(Data records for software interfaces)
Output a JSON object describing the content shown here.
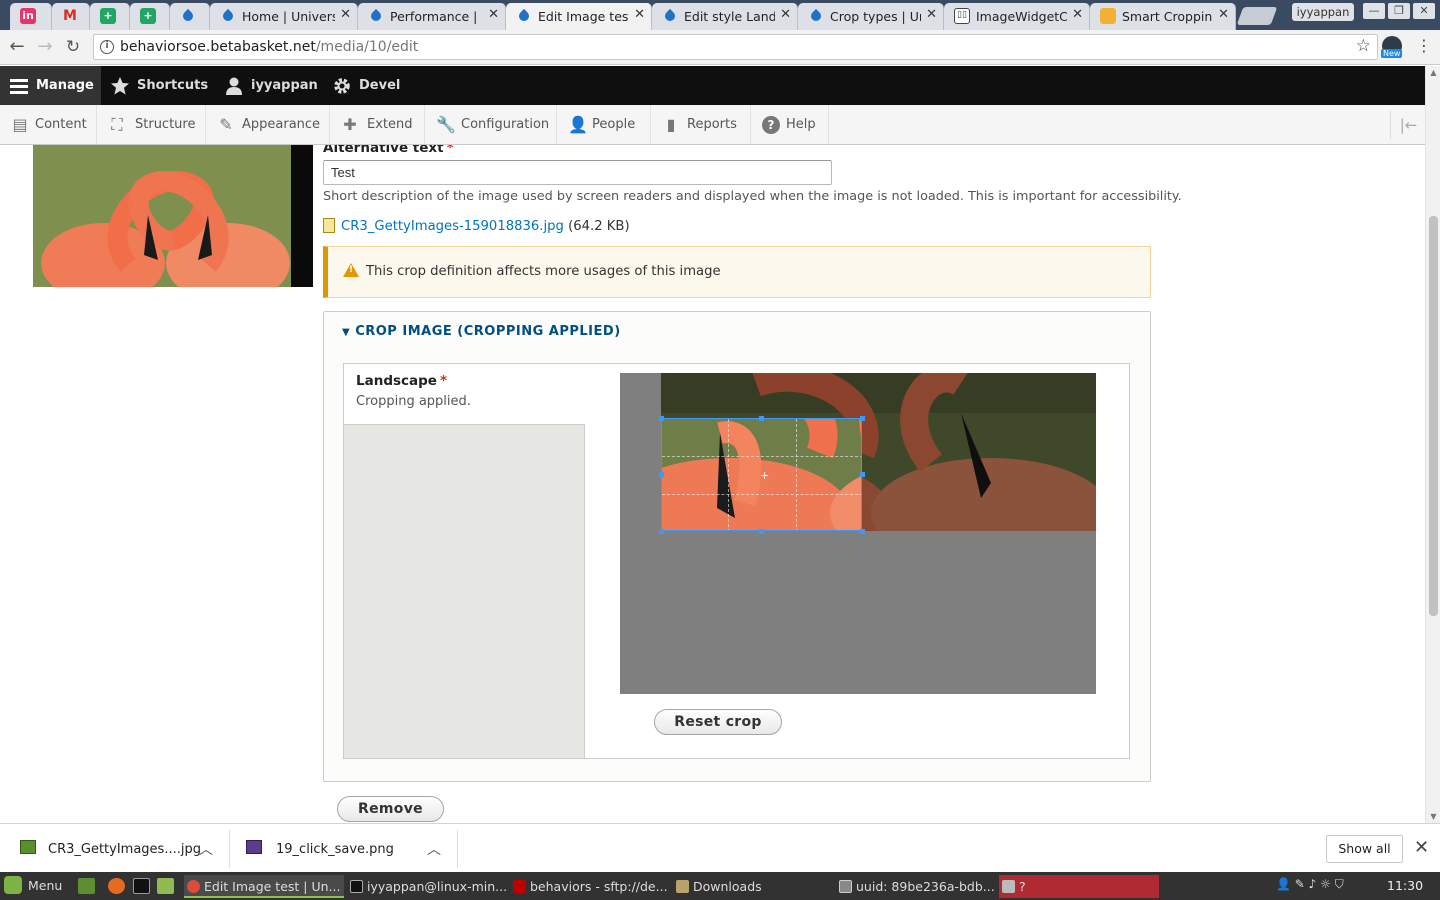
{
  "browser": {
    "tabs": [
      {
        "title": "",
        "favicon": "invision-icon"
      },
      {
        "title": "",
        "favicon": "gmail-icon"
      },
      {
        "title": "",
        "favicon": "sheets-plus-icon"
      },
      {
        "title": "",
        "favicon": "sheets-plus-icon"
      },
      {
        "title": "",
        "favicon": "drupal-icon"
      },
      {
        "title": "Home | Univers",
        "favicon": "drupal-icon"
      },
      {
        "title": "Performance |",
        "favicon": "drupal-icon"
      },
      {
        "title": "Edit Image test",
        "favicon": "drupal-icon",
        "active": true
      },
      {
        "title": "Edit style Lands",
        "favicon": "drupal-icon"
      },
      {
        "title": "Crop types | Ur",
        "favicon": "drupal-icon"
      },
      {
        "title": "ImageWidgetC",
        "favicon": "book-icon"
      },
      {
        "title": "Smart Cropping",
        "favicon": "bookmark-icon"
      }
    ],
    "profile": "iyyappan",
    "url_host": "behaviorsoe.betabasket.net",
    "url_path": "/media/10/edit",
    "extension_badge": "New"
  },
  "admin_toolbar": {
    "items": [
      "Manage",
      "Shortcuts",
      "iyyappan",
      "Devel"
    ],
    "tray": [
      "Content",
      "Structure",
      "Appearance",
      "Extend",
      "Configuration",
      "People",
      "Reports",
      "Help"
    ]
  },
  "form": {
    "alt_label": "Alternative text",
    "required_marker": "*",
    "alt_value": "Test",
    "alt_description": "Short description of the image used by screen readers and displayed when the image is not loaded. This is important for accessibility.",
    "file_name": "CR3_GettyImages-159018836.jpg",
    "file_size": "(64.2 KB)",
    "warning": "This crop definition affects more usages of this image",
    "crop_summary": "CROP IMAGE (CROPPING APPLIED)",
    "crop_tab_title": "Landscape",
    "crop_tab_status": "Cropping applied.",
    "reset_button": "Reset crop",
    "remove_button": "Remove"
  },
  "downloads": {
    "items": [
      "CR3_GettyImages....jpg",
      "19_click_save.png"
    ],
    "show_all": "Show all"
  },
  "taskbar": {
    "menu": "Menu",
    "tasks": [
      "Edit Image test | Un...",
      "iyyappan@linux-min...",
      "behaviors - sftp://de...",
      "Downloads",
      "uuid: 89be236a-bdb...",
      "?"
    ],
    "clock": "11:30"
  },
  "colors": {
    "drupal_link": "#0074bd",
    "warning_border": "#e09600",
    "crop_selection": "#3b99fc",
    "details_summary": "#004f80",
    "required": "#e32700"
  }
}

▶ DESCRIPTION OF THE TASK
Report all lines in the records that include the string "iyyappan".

▶ PROBLEM SOLUTION
    "profile": "iyyappan",
      "iyyappan",
      "iyyappan@linux-min...",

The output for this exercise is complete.